Earth´s climate is changing. Human activities that increase heat–trapping (“green house”) gases are the main cause. Earth´s average temperature has increased 1.4 °F since 1850 and the eight warmest years on record have occurred since 1998. Increasing temperatures have led to changes in rainfall patterns and snow and ice cover. These changes could have severe effects on the Great Lakes and the plants, wildlife and people who depend on them. While no one can predict exactly what climate change will mean for our Great Lakes, scientists agree that the following changes are likely if climate change patterns continue.

Increased summer and winter temperatures will cause increased evaporation, lower lake water levels and warmer water, resulting in reduced habitat for cold water species and a loss of critical wetland areas.

Decreased winter ice cover will also contribute to increased evaporation and lower lake water levels which could have severe economic consequences for our valuable shipping industry, lakeshore recreation, and coastal businesses.

Changes in rain and snowfall patterns (including more frequent and severe storms) could change water flow in streams and rivers and increase stream bank erosion and runoff pollution.

The good news is that we can all work to slow climate change and lessen its effects. To find out more about climate change and how we can all help, please visit the following links.

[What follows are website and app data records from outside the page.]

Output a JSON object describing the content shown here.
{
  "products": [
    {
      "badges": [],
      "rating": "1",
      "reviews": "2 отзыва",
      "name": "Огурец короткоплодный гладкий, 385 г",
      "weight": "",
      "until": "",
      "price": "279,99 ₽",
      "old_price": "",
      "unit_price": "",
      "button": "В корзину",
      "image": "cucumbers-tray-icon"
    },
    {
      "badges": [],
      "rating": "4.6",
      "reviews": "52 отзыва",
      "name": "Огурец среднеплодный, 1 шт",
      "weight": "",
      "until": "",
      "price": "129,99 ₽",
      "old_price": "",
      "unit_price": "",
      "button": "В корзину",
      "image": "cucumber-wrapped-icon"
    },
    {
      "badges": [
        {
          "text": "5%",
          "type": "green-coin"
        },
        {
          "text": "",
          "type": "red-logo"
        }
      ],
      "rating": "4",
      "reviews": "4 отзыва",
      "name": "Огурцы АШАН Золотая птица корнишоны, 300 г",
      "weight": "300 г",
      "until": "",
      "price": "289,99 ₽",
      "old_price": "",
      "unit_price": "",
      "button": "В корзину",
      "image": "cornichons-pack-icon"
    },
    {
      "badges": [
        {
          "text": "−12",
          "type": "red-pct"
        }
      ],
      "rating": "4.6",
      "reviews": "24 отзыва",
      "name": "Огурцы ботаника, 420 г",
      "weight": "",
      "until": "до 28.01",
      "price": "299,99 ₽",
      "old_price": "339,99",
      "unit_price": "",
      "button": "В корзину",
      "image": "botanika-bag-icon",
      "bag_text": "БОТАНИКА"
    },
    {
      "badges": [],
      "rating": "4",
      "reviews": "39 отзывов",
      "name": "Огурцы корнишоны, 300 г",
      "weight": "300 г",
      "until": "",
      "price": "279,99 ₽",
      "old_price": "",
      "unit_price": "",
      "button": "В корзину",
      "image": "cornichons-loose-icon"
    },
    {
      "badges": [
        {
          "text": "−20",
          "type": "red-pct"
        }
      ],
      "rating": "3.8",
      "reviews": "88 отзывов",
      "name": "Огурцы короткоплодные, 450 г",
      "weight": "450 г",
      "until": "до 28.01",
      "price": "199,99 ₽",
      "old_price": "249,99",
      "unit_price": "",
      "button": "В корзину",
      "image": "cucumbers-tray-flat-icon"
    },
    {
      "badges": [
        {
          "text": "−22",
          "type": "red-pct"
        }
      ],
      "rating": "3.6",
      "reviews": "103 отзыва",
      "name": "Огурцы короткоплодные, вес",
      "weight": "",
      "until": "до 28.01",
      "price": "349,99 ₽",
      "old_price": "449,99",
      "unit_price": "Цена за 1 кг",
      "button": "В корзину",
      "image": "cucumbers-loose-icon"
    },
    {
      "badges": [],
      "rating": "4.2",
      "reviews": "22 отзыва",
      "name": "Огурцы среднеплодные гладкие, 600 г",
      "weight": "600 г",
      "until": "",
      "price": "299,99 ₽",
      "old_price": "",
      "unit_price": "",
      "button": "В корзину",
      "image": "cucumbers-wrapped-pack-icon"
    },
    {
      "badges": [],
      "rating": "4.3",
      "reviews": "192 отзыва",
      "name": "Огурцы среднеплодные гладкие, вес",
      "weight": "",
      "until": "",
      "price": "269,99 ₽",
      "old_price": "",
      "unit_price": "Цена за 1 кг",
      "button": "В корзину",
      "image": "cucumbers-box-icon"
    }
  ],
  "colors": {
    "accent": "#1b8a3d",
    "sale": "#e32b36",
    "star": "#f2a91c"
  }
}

Take a peek today and weep over climate change denying Governor Scott Walker’s obliteration of truth  –

As it has done throughout the centuries, the earth is going through a change. The reasons for this change at this particular time in the earth’s long history are being debated and researched by academic entities outside the Wisconsin Department of Natural Resources.

The effects of such a change are also being debated but whatever the causes and effects, the DNR’s responsibility is to manage our state’s natural resources through whatever event presents itself; flood, drought, tornadoes, ice/snow or severe heat. The DNR staff stands ready to adapt our management strategies in an effort to protect our lakes, waterways, plants, wildlife and people who depend on them.

http://www.snopes.com/wisconsin-department-natural-resources-removes-references-climate-website/

The Wisconsin DNR’s web page was scrubbed of all uses of the word “climate” and altered to imply a lack of consensus about anthropogenic global warming in the scientific community.